Dataset items
========================================================================

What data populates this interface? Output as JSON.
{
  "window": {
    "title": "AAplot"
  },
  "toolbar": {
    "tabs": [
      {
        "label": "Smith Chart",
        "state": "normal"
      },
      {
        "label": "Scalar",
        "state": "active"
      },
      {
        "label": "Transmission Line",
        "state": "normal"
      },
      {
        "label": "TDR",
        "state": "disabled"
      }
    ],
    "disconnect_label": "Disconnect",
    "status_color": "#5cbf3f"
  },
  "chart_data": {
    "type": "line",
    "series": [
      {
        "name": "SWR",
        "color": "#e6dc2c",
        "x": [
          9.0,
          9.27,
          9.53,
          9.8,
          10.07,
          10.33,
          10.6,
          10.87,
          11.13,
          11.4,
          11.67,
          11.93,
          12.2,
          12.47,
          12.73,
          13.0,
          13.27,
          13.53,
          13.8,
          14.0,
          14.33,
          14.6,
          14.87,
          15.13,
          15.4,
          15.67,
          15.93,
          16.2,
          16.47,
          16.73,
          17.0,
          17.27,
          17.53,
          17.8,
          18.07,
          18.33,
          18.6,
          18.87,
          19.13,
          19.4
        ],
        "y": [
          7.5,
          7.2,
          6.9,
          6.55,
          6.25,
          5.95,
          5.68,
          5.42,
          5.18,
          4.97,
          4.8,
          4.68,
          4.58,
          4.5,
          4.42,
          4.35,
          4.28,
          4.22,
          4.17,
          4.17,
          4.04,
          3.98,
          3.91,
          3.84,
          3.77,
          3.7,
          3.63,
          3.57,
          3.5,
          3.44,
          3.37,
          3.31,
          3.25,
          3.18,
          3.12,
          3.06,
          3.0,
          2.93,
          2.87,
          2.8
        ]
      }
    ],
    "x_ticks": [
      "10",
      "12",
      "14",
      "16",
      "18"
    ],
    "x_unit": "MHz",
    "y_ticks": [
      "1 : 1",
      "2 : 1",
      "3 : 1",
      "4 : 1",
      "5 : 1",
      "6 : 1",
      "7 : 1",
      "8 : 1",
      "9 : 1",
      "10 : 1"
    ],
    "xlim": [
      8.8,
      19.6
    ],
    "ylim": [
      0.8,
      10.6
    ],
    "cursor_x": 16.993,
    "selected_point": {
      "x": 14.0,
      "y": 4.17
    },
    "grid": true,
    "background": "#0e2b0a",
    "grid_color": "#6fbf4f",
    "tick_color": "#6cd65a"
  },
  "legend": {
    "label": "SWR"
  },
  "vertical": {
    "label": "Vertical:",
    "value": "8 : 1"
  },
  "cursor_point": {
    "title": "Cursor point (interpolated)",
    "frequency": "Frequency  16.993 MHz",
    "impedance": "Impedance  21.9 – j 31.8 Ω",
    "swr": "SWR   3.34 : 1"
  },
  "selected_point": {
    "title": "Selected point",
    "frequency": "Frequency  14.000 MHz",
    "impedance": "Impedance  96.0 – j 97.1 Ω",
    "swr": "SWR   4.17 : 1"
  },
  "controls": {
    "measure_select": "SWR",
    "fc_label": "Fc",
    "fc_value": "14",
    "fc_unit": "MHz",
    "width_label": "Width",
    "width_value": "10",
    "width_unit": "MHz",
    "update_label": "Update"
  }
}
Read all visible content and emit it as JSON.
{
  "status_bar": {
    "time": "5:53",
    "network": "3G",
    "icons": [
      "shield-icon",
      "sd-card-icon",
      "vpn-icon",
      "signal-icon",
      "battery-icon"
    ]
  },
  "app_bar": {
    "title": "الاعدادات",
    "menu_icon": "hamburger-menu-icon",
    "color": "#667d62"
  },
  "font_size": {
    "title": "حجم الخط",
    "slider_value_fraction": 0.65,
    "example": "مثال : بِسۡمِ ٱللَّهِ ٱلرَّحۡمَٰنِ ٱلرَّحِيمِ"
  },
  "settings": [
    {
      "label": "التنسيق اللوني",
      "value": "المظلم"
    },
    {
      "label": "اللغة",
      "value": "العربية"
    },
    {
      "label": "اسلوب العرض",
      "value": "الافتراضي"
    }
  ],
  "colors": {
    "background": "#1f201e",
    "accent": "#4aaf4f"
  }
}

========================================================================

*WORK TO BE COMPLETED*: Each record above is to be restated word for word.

*RESPONSE AREA*:
What data populates this interface? Output as JSON.
{
  "window": {
    "title": "AAplot"
  },
  "toolbar": {
    "tabs": [
      {
        "label": "Smith Chart",
        "state": "normal"
      },
      {
        "label": "Scalar",
        "state": "active"
      },
      {
        "label": "Transmission Line",
        "state": "normal"
      },
      {
        "label": "TDR",
        "state": "disabled"
      }
    ],
    "disconnect_label": "Disconnect",
    "status_color": "#5cbf3f"
  },
  "chart_data": {
    "type": "line",
    "series": [
      {
        "name": "SWR",
        "color": "#e6dc2c",
        "x": [
          9.0,
          9.27,
          9.53,
          9.8,
          10.07,
          10.33,
          10.6,
          10.87,
          11.13,
          11.4,
          11.67,
          11.93,
          12.2,
          12.47,
          12.73,
          13.0,
          13.27,
          13.53,
          13.8,
          14.0,
          14.33,
          14.6,
          14.87,
          15.13,
          15.4,
          15.67,
          15.93,
          16.2,
          16.47,
          16.73,
          17.0,
          17.27,
          17.53,
          17.8,
          18.07,
          18.33,
          18.6,
          18.87,
          19.13,
          19.4
        ],
        "y": [
          7.5,
          7.2,
          6.9,
          6.55,
          6.25,
          5.95,
          5.68,
          5.42,
          5.18,
          4.97,
          4.8,
          4.68,
          4.58,
          4.5,
          4.42,
          4.35,
          4.28,
          4.22,
          4.17,
          4.17,
          4.04,
          3.98,
          3.91,
          3.84,
          3.77,
          3.7,
          3.63,
          3.57,
          3.5,
          3.44,
          3.37,
          3.31,
          3.25,
          3.18,
          3.12,
          3.06,
          3.0,
          2.93,
          2.87,
          2.8
        ]
      }
    ],
    "x_ticks": [
      "10",
      "12",
      "14",
      "16",
      "18"
    ],
    "x_unit": "MHz",
    "y_ticks": [
      "1 : 1",
      "2 : 1",
      "3 : 1",
      "4 : 1",
      "5 : 1",
      "6 : 1",
      "7 : 1",
      "8 : 1",
      "9 : 1",
      "10 : 1"
    ],
    "xlim": [
      8.8,
      19.6
    ],
    "ylim": [
      0.8,
      10.6
    ],
    "cursor_x": 16.993,
    "selected_point": {
      "x": 14.0,
      "y": 4.17
    },
    "grid": true,
    "background": "#0e2b0a",
    "grid_color": "#6fbf4f",
    "tick_color": "#6cd65a"
  },
  "legend": {
    "label": "SWR"
  },
  "vertical": {
    "label": "Vertical:",
    "value": "8 : 1"
  },
  "cursor_point": {
    "title": "Cursor point (interpolated)",
    "frequency": "Frequency  16.993 MHz",
    "impedance": "Impedance  21.9 – j 31.8 Ω",
    "swr": "SWR   3.34 : 1"
  },
  "selected_point": {
    "title": "Selected point",
    "frequency": "Frequency  14.000 MHz",
    "impedance": "Impedance  96.0 – j 97.1 Ω",
    "swr": "SWR   4.17 : 1"
  },
  "controls": {
    "measure_select": "SWR",
    "fc_label": "Fc",
    "fc_value": "14",
    "fc_unit": "MHz",
    "width_label": "Width",
    "width_value": "10",
    "width_unit": "MHz",
    "update_label": "Update"
  }
}
Read all visible content and emit it as JSON.
{
  "status_bar": {
    "time": "5:53",
    "network": "3G",
    "icons": [
      "shield-icon",
      "sd-card-icon",
      "vpn-icon",
      "signal-icon",
      "battery-icon"
    ]
  },
  "app_bar": {
    "title": "الاعدادات",
    "menu_icon": "hamburger-menu-icon",
    "color": "#667d62"
  },
  "font_size": {
    "title": "حجم الخط",
    "slider_value_fraction": 0.65,
    "example": "مثال : بِسۡمِ ٱللَّهِ ٱلرَّحۡمَٰنِ ٱلرَّحِيمِ"
  },
  "settings": [
    {
      "label": "التنسيق اللوني",
      "value": "المظلم"
    },
    {
      "label": "اللغة",
      "value": "العربية"
    },
    {
      "label": "اسلوب العرض",
      "value": "الافتراضي"
    }
  ],
  "colors": {
    "background": "#1f201e",
    "accent": "#4aaf4f"
  }
}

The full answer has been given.